We all have them. Those moments you can remember exactly where you were and what you were doing when it happened. The “it” may have been the assassination of President Kennedy (for us old folks), the Challenger disaster for some of us and September 11 for all of us. The world shifted, the foundations were shaken and the world was never the same after moments like that.
Eight years after 9/11, 23 years after the Challenger disaster and 46 years after President Kennedy was assassinated are there lessons we have learned? For me each of those events reflect our poorly developed ability to deal with conflict. JFK died because an ideologue decided self-help in the form of a rifle, two bullets and a scope was the way to settle a score. Challenger exploded because NASA gave no credence to the vendor that manufactured the O-ring that failed on January 28, 1986 in the unplanned for cold of a Florida winter morning. The vendor warned of failure, but the warning was ignored, lives were lost unnecessarily and the space program was set back a decade or more while shame and blame were fixed. 9/11 occurred because FBI warnings went unheeded by a whistleblower (Colleen Rowley) and radicals decided that mass murder was the best way to win an argument. These are all people and system failures.
How are we doing in 2009? Town Hall muggings and the breakdown of civil behavior in a Joint Session of Congress suggest we have not matured very much. When violence and irrational outbursts are the means by which we win or lose, why should we expect anything different?
What would our culture be like if we learned to cultivate collaboration and generate respectful conversations of consequence? Disagreements need not result in violence, calamity and death. It is possible to dialogue our way into better outcomes. Do we have the courage to engage? Can we afford not to?

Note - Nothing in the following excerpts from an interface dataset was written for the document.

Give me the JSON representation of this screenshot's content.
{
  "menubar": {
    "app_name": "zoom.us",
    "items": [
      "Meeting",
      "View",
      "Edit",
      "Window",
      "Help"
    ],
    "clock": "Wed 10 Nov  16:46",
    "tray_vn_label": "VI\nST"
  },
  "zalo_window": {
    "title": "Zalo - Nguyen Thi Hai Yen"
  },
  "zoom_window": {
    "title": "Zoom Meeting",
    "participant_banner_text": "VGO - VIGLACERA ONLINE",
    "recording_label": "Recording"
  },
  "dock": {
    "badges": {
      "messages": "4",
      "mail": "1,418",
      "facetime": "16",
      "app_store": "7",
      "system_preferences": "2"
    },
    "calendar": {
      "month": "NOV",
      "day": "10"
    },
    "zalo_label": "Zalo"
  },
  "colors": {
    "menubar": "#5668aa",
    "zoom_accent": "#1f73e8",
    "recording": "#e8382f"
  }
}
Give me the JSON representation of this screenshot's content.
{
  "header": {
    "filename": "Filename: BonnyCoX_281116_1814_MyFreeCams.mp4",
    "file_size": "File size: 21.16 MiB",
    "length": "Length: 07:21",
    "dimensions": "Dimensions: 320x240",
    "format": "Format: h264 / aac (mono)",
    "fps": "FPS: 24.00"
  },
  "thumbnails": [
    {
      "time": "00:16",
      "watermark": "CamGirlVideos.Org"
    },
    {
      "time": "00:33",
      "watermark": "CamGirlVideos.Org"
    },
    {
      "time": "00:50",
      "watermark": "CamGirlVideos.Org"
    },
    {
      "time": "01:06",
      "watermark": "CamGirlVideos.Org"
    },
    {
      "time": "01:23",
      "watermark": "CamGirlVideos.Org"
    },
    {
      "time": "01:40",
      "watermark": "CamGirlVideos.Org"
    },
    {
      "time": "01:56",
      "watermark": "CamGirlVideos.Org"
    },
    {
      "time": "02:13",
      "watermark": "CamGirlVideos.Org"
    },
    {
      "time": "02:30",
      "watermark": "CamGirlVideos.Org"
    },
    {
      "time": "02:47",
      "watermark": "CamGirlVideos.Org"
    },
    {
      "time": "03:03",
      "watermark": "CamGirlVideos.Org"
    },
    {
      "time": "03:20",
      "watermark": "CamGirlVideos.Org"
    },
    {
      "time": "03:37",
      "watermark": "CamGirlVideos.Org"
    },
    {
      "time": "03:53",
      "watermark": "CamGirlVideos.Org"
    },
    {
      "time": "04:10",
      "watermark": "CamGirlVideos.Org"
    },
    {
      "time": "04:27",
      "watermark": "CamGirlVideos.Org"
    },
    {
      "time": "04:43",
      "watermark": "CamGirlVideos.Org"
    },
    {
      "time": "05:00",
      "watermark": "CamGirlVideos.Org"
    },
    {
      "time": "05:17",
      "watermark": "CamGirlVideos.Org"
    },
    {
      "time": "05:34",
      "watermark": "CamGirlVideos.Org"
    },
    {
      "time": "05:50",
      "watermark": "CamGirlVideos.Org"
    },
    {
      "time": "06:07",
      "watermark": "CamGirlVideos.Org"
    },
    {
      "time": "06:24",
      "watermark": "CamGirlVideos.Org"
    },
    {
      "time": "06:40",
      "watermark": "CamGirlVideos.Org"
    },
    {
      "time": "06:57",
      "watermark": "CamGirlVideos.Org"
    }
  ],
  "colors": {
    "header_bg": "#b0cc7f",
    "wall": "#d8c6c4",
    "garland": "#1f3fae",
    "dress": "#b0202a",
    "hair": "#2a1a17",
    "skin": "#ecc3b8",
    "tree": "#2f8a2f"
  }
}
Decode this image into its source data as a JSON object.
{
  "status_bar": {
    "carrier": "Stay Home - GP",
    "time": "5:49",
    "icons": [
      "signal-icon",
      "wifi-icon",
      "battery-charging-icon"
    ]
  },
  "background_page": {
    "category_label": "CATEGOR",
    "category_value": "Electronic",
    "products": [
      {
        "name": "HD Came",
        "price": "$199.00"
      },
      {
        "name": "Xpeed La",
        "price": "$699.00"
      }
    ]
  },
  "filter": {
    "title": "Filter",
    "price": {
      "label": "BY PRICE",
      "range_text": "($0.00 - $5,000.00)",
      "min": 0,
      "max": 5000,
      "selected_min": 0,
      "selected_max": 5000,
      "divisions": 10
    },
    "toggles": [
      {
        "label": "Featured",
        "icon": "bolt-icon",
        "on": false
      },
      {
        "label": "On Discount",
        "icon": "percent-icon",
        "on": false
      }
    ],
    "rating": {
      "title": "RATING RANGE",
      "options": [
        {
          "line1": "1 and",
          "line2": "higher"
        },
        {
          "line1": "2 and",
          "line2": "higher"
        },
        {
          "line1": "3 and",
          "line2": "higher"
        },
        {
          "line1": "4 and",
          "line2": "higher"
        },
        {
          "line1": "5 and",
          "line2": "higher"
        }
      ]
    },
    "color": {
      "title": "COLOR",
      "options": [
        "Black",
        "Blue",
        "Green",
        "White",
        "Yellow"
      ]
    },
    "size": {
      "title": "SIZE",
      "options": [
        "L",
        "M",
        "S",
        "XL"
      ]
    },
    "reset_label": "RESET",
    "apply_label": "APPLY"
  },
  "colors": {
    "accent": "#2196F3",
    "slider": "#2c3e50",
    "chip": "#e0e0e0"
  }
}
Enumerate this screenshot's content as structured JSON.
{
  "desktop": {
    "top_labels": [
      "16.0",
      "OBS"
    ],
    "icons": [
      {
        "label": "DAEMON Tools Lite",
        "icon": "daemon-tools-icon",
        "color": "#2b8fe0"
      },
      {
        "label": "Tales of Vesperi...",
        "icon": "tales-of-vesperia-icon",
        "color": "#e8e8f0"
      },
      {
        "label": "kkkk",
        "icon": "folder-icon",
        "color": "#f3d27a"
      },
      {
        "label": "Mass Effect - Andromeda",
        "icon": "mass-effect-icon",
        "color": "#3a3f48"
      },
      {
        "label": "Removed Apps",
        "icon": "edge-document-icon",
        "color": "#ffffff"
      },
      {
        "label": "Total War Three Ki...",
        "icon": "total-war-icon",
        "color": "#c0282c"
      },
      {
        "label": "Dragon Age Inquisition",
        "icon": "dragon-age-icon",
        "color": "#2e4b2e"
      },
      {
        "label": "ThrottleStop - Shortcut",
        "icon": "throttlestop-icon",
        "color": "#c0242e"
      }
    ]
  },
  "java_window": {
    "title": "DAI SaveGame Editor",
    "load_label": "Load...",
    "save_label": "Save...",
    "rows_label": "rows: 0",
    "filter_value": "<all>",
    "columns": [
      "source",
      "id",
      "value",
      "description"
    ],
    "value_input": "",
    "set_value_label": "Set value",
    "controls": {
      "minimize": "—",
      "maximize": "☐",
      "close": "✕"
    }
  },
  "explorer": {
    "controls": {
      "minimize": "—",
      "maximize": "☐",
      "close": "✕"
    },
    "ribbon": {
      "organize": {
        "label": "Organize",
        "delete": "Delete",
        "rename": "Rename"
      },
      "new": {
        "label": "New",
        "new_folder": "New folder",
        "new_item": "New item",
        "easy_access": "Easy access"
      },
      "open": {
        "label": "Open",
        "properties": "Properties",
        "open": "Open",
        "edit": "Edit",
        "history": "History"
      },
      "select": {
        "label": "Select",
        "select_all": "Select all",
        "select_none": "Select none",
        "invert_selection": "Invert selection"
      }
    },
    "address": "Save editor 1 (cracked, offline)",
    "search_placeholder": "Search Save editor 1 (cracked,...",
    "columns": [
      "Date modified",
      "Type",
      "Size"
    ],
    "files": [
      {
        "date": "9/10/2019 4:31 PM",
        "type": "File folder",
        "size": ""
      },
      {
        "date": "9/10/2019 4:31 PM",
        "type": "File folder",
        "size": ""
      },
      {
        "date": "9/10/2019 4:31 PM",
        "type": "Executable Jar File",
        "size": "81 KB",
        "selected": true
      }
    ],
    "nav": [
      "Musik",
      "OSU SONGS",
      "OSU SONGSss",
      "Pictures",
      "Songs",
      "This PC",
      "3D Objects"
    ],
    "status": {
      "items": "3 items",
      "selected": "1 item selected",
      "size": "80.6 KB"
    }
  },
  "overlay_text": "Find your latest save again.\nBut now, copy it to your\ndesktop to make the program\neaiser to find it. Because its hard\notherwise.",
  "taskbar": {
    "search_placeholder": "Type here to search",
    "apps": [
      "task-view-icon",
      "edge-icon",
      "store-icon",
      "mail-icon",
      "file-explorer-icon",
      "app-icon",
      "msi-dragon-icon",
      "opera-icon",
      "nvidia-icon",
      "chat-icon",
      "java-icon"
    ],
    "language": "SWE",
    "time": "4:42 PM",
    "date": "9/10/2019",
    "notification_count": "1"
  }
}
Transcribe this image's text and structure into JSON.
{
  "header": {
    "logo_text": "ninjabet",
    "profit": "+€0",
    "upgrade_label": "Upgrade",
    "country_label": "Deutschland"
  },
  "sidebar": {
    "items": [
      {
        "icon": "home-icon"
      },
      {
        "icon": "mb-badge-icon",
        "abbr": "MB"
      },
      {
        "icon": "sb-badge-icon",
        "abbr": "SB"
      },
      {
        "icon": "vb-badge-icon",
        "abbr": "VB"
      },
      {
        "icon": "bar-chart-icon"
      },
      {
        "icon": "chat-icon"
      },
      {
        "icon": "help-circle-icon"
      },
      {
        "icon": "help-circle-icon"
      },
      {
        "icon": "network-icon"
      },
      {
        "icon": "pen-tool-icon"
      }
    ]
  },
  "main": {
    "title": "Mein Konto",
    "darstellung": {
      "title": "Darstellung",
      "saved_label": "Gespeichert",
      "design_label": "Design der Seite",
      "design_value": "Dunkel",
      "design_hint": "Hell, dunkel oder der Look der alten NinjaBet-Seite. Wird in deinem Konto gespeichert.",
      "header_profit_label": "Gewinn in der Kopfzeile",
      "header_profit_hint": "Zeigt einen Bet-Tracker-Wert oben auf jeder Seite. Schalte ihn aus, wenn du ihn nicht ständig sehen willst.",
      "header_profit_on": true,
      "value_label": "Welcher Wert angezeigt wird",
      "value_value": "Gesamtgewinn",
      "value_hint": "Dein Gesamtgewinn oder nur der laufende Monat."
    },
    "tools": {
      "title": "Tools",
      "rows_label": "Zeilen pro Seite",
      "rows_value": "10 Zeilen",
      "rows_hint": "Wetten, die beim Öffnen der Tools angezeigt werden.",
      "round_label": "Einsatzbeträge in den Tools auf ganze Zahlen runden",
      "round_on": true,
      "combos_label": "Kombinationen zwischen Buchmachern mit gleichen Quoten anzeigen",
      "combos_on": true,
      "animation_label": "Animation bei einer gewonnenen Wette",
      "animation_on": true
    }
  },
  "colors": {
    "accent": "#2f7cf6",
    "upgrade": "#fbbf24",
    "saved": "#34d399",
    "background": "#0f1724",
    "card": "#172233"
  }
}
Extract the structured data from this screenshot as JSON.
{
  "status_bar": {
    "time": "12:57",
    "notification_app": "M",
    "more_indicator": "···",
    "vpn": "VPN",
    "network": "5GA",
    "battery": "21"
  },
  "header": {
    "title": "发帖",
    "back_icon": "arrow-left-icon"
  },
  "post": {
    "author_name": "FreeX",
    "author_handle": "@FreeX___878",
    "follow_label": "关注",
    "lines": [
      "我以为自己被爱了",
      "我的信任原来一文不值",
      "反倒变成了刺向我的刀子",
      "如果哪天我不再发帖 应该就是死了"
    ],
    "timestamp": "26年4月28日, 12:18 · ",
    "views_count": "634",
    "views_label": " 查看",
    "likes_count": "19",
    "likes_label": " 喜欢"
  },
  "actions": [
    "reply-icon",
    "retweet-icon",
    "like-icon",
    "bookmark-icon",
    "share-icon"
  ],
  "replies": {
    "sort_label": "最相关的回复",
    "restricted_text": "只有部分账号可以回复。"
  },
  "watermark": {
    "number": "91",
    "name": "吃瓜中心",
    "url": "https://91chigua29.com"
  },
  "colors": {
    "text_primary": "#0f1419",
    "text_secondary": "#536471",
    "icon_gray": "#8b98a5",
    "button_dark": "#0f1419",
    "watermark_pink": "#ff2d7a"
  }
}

Let’s check back in another eight, 23 or 46 years and see how we have done.